Assignment ::
Could you return each line of the material that has "Weather" in it?
----------
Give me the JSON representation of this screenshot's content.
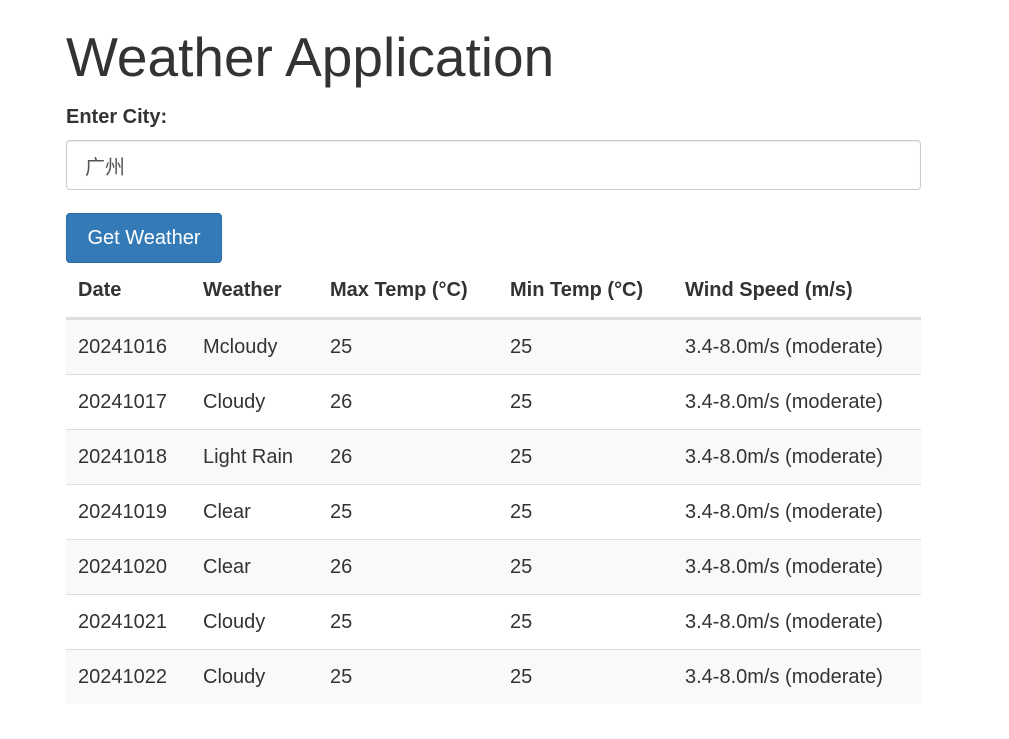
{
  "page": {
    "title": "Weather Application"
  },
  "form": {
    "city_label": "Enter City:",
    "city_value": "广州",
    "submit_label": "Get Weather"
  },
  "table": {
    "headers": [
      "Date",
      "Weather",
      "Max Temp (°C)",
      "Min Temp (°C)",
      "Wind Speed (m/s)"
    ],
    "rows": [
      [
        "20241016",
        "Mcloudy",
        "25",
        "25",
        "3.4-8.0m/s (moderate)"
      ],
      [
        "20241017",
        "Cloudy",
        "26",
        "25",
        "3.4-8.0m/s (moderate)"
      ],
      [
        "20241018",
        "Light Rain",
        "26",
        "25",
        "3.4-8.0m/s (moderate)"
      ],
      [
        "20241019",
        "Clear",
        "25",
        "25",
        "3.4-8.0m/s (moderate)"
      ],
      [
        "20241020",
        "Clear",
        "26",
        "25",
        "3.4-8.0m/s (moderate)"
      ],
      [
        "20241021",
        "Cloudy",
        "25",
        "25",
        "3.4-8.0m/s (moderate)"
      ],
      [
        "20241022",
        "Cloudy",
        "25",
        "25",
        "3.4-8.0m/s (moderate)"
      ]
    ]
  },
  "colors": {
    "button_primary": "#337ab7",
    "text": "#333333",
    "row_stripe": "#f9f9f9",
    "border": "#dddddd"
  }
}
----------
Exercise output ::
    "title": "Weather Application"
    "submit_label": "Get Weather"
      "Weather",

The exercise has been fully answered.